- _DIRECTIONS_:
The response must contain every line of the records that follow, duplicated exactly.

- _DATA EXTRACTS_:
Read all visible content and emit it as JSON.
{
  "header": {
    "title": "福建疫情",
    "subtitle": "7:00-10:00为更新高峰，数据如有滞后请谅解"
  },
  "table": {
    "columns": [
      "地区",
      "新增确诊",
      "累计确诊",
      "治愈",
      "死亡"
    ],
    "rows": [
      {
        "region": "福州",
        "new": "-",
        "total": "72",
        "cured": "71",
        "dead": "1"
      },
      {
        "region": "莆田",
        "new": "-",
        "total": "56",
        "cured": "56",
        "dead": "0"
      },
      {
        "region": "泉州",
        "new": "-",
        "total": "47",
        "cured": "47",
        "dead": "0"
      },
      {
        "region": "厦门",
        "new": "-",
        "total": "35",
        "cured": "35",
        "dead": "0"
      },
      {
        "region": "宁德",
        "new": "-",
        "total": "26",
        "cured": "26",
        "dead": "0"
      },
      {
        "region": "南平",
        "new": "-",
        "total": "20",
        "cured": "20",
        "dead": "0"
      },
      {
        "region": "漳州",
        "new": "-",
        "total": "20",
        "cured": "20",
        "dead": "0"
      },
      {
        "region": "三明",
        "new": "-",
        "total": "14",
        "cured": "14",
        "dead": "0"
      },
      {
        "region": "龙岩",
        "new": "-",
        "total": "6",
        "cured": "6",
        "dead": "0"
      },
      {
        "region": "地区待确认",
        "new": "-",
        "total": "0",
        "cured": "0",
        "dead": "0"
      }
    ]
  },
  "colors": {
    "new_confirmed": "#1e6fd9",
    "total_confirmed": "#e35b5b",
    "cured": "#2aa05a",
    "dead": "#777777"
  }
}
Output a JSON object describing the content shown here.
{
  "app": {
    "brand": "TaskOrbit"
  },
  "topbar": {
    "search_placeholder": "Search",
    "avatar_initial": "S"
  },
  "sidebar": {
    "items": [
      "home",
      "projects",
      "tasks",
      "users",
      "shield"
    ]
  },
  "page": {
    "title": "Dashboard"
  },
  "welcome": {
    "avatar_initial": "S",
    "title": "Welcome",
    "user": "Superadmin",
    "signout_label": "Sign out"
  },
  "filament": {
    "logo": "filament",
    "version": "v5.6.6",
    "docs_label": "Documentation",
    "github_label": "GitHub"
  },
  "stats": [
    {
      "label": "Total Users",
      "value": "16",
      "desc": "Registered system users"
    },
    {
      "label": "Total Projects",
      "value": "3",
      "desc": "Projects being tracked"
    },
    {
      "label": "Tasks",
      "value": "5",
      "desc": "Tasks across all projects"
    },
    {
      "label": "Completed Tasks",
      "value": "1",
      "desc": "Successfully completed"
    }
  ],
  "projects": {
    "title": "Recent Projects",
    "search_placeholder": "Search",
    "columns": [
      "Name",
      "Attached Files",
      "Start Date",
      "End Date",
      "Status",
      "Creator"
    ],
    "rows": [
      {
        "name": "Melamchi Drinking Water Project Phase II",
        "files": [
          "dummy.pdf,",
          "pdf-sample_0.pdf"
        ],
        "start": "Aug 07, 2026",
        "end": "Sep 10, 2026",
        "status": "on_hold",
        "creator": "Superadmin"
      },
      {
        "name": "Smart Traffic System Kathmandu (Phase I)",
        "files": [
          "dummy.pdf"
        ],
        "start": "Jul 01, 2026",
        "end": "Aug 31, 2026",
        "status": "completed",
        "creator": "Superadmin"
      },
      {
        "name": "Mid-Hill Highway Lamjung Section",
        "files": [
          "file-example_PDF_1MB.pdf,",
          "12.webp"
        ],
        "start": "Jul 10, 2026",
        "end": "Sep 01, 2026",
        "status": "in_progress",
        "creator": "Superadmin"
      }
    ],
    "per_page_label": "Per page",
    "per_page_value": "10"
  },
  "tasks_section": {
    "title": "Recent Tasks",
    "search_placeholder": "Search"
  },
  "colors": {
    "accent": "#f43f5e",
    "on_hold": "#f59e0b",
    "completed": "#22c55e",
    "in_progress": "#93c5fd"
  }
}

- _SOLUTION TO THIS PROBLEM_:
Read all visible content and emit it as JSON.
{
  "header": {
    "title": "福建疫情",
    "subtitle": "7:00-10:00为更新高峰，数据如有滞后请谅解"
  },
  "table": {
    "columns": [
      "地区",
      "新增确诊",
      "累计确诊",
      "治愈",
      "死亡"
    ],
    "rows": [
      {
        "region": "福州",
        "new": "-",
        "total": "72",
        "cured": "71",
        "dead": "1"
      },
      {
        "region": "莆田",
        "new": "-",
        "total": "56",
        "cured": "56",
        "dead": "0"
      },
      {
        "region": "泉州",
        "new": "-",
        "total": "47",
        "cured": "47",
        "dead": "0"
      },
      {
        "region": "厦门",
        "new": "-",
        "total": "35",
        "cured": "35",
        "dead": "0"
      },
      {
        "region": "宁德",
        "new": "-",
        "total": "26",
        "cured": "26",
        "dead": "0"
      },
      {
        "region": "南平",
        "new": "-",
        "total": "20",
        "cured": "20",
        "dead": "0"
      },
      {
        "region": "漳州",
        "new": "-",
        "total": "20",
        "cured": "20",
        "dead": "0"
      },
      {
        "region": "三明",
        "new": "-",
        "total": "14",
        "cured": "14",
        "dead": "0"
      },
      {
        "region": "龙岩",
        "new": "-",
        "total": "6",
        "cured": "6",
        "dead": "0"
      },
      {
        "region": "地区待确认",
        "new": "-",
        "total": "0",
        "cured": "0",
        "dead": "0"
      }
    ]
  },
  "colors": {
    "new_confirmed": "#1e6fd9",
    "total_confirmed": "#e35b5b",
    "cured": "#2aa05a",
    "dead": "#777777"
  }
}
Output a JSON object describing the content shown here.
{
  "app": {
    "brand": "TaskOrbit"
  },
  "topbar": {
    "search_placeholder": "Search",
    "avatar_initial": "S"
  },
  "sidebar": {
    "items": [
      "home",
      "projects",
      "tasks",
      "users",
      "shield"
    ]
  },
  "page": {
    "title": "Dashboard"
  },
  "welcome": {
    "avatar_initial": "S",
    "title": "Welcome",
    "user": "Superadmin",
    "signout_label": "Sign out"
  },
  "filament": {
    "logo": "filament",
    "version": "v5.6.6",
    "docs_label": "Documentation",
    "github_label": "GitHub"
  },
  "stats": [
    {
      "label": "Total Users",
      "value": "16",
      "desc": "Registered system users"
    },
    {
      "label": "Total Projects",
      "value": "3",
      "desc": "Projects being tracked"
    },
    {
      "label": "Tasks",
      "value": "5",
      "desc": "Tasks across all projects"
    },
    {
      "label": "Completed Tasks",
      "value": "1",
      "desc": "Successfully completed"
    }
  ],
  "projects": {
    "title": "Recent Projects",
    "search_placeholder": "Search",
    "columns": [
      "Name",
      "Attached Files",
      "Start Date",
      "End Date",
      "Status",
      "Creator"
    ],
    "rows": [
      {
        "name": "Melamchi Drinking Water Project Phase II",
        "files": [
          "dummy.pdf,",
          "pdf-sample_0.pdf"
        ],
        "start": "Aug 07, 2026",
        "end": "Sep 10, 2026",
        "status": "on_hold",
        "creator": "Superadmin"
      },
      {
        "name": "Smart Traffic System Kathmandu (Phase I)",
        "files": [
          "dummy.pdf"
        ],
        "start": "Jul 01, 2026",
        "end": "Aug 31, 2026",
        "status": "completed",
        "creator": "Superadmin"
      },
      {
        "name": "Mid-Hill Highway Lamjung Section",
        "files": [
          "file-example_PDF_1MB.pdf,",
          "12.webp"
        ],
        "start": "Jul 10, 2026",
        "end": "Sep 01, 2026",
        "status": "in_progress",
        "creator": "Superadmin"
      }
    ],
    "per_page_label": "Per page",
    "per_page_value": "10"
  },
  "tasks_section": {
    "title": "Recent Tasks",
    "search_placeholder": "Search"
  },
  "colors": {
    "accent": "#f43f5e",
    "on_hold": "#f59e0b",
    "completed": "#22c55e",
    "in_progress": "#93c5fd"
  }
}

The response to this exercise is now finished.